Assigned task: Report every line of the listing below in which the string "initiator" occurs.

=-=-=

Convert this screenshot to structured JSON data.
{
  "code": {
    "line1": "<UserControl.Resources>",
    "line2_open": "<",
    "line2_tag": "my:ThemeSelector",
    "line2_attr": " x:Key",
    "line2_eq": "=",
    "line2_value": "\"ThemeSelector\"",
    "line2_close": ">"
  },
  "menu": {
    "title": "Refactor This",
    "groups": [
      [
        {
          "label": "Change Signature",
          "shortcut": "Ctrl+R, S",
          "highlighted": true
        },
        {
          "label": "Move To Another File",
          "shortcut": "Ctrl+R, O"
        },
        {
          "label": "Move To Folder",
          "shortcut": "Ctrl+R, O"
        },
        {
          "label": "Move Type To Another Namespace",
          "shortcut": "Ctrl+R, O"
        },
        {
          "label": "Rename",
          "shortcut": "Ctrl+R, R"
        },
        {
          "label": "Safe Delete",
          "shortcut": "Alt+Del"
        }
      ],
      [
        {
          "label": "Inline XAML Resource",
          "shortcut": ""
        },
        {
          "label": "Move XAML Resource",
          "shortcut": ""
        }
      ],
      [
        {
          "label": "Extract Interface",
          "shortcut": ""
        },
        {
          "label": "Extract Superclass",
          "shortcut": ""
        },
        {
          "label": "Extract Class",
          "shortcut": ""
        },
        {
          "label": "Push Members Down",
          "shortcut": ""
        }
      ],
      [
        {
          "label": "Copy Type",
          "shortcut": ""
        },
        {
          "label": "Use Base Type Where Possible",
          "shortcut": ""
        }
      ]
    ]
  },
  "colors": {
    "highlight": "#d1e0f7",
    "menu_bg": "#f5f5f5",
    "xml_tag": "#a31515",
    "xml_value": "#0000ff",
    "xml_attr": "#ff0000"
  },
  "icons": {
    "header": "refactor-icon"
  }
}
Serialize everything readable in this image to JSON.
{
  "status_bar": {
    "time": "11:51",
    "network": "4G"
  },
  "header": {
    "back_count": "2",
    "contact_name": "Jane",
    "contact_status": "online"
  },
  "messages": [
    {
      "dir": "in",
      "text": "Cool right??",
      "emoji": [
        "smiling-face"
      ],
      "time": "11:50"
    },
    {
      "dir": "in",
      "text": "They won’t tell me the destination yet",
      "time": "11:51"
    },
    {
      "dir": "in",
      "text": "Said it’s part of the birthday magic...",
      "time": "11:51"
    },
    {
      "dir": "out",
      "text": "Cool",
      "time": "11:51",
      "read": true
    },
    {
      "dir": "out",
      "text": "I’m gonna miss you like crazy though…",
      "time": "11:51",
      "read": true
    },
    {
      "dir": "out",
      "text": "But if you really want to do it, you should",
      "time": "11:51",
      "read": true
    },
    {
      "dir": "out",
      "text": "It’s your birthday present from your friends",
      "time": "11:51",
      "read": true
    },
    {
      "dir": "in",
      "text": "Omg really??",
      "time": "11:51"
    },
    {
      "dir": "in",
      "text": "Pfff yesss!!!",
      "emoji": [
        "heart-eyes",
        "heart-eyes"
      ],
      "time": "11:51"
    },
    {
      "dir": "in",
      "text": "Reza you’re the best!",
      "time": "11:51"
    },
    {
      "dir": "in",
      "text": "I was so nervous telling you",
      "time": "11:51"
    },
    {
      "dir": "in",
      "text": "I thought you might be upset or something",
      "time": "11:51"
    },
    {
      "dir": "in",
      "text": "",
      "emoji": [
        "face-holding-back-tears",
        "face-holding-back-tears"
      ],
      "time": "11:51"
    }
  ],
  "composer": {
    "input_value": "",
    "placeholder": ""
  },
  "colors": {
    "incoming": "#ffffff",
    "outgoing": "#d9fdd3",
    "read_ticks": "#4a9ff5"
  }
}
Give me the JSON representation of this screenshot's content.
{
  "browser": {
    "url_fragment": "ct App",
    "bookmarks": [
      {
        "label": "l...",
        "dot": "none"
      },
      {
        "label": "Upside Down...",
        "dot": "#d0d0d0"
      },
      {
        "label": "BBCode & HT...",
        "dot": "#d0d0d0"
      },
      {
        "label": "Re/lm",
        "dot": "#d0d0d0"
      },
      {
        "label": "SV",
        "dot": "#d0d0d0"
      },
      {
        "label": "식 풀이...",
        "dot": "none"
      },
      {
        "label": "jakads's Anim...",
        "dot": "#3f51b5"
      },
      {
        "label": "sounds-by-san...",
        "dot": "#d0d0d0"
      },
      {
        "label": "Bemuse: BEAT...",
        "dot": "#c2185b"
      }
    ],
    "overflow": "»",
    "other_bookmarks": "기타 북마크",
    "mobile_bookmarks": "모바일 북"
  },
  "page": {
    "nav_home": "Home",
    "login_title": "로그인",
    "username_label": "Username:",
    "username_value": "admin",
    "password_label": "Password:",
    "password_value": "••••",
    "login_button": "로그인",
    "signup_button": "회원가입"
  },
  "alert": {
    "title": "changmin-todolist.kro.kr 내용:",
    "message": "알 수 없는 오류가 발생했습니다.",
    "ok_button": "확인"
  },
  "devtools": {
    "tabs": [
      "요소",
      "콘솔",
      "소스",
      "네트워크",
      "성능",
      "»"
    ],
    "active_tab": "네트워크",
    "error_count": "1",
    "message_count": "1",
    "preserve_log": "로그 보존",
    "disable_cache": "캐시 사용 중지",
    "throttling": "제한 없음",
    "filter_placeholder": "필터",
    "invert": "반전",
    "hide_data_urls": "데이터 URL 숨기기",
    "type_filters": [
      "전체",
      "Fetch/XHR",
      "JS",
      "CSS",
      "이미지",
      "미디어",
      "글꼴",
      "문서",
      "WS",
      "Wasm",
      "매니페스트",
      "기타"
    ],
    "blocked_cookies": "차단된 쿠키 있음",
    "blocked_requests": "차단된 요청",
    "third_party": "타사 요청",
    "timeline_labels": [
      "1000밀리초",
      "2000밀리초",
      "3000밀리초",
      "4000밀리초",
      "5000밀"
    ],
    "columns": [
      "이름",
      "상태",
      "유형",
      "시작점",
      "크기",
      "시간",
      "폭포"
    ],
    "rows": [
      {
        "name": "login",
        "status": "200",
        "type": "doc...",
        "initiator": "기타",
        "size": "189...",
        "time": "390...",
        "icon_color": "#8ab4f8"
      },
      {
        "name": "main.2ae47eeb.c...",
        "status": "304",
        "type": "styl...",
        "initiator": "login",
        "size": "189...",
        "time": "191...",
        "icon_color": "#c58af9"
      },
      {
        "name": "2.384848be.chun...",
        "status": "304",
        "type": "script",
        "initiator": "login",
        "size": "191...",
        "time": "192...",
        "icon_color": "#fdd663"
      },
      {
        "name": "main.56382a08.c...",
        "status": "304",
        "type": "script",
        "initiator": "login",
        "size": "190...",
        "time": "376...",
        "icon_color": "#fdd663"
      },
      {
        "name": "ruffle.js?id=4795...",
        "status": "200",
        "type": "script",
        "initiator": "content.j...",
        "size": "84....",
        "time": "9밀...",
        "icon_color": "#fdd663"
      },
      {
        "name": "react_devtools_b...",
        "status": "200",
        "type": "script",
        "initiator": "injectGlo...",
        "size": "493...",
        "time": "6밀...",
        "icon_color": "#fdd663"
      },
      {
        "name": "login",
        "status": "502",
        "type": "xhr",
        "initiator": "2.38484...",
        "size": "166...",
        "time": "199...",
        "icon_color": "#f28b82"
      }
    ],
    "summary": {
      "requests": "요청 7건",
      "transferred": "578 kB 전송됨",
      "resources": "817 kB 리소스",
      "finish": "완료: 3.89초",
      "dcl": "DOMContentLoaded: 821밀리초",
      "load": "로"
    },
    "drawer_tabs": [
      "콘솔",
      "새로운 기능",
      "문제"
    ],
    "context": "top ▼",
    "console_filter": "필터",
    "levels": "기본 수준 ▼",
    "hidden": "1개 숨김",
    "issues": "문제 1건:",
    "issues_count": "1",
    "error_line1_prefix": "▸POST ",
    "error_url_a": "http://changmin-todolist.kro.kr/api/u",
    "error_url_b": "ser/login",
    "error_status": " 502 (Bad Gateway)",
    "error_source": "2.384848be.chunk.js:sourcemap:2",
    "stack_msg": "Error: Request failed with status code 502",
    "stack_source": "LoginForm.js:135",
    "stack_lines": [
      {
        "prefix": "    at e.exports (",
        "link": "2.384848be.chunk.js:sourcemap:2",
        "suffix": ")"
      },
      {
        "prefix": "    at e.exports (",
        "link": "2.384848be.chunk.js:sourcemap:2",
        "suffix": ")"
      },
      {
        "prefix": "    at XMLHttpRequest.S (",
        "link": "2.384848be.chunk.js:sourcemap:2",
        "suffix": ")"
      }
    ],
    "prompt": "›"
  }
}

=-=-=

Response:
        "initiator": "기타",
        "initiator": "login",
        "initiator": "login",
        "initiator": "login",
        "initiator": "content.j...",
        "initiator": "injectGlo...",
        "initiator": "2.38484...",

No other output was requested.